    There’s nothing wrong with feeling regretful about a birth experience, even if you have a healthy, beautiful baby at the end. It doesn’t mean you’re ungrateful, or crazy, or that you’re trying to compete in the “mommy olympics.” It simply means that you have some conflicting feelings about a major, life-changing experience. How very human.

  • Julie

    August 15, 2015 at 11:53 am

    I’m expecting my first and am currently in that ‘know it all phase’ before i actually experience anything real so take my opinion for what its worth.  My problem with c-sections is that they are waaayyyyy over done and unnecessarily so.  The last 4 generations of women who preceeded may gave birth to a total of 12 babies between age 20 and 44 all healthy.  Today 4 of those pregnancies would have been done with a c-section.  What for?  

    Its not just about “the magic of the birth experience”.  Its about having the healthiest and easiest recovery for the mamma too and slashing her abdominal muscles when there is no medical necessity to do so but rather the doctor wondering if maybe the baby might possibly be too big and scheduling a c-section to make it easy for himself/herself and yank kiddo out possibly before the kiddo is fully cooked seems medically irresponsible to me.  But what do i know?

  • Sarah

    September 3, 2015 at 10:09 am

    All that matters is that mum and baby are healthy and happy following delivery. You should in no way let having a c-section for your second birth bother you. It is never possible to predict what would have happened if you had delivered naturally. Recovery from a natural birth is not always quick and easy. Whilst pregnant I was adamant that I wanted to avoid a c-section due to fear of the recovery period. I did deliver naturally, however baby was big and rotated to OP position whilst decending. The result was a serious tear which had to be repaired in theatre and which 5 months on is still limiting the activities I can do on a daily basis and making it difficult for me to enjoy life generally, including my relationship with my partner and baby. If (and it’s a big if) I do ever have a second baby I will choose an elective cesarean without hesitation, regardless of expected size or position of baby as, as I have found out to my cost, labour is unpredictable. As long as baby is delivered safely and mum is well enough to bond and look after the baby that is all that counts, not how baby made it’s entrance in to the world.
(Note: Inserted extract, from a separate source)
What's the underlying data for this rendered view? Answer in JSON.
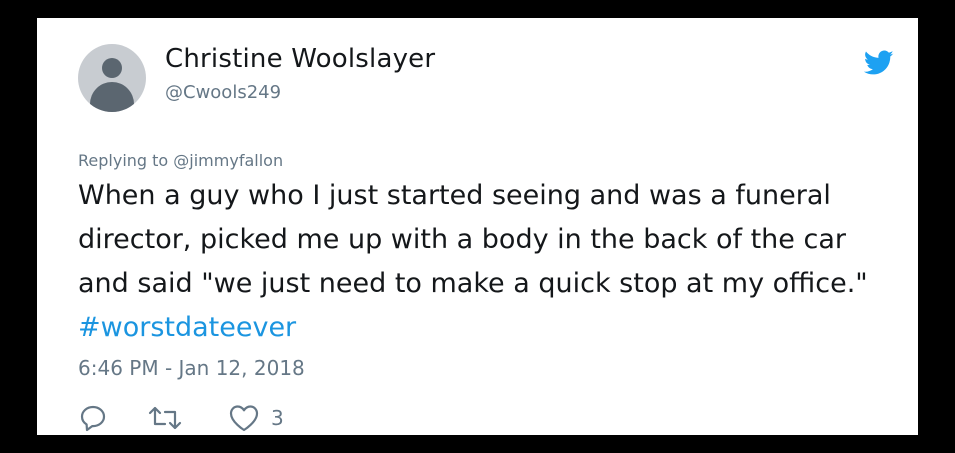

  • Kelly

    February 12, 2016 at 10:37 pm

    I am so grateful to have read this entry and these comments. While some women use words like “should” too much most have been so honest and sincere in sharing their feelings. I’m reaching my doctor’s time limit to attend my VBAC and I’m so scared. I had a traumatic vaginal delivery of my twin girls who died in utero at 16 weeks and wanted a natural birth with my son; he ended up transverse breech, we tried everything, it didn’t work, and I had an “elective” cs (the alternative was a high risk of death for either or both of us). I was grateful it all turned out ok, but the experience was the absolute pits. Now I’m almost at 41 weeks in to an uneventful but miserable pregnancy and I have two days left. I’ve been crying all day thinking of how difficult the first few weeks with my son were after cs. I’m hormonal and scared. I KNOW the important part is bringing the baby home, but I am glad to know that my fears, my guilt, and my sadness over maybe never having a “normal” birth are not at all uncommon. Reading this I feel like a lot of women understand, and I’m grateful.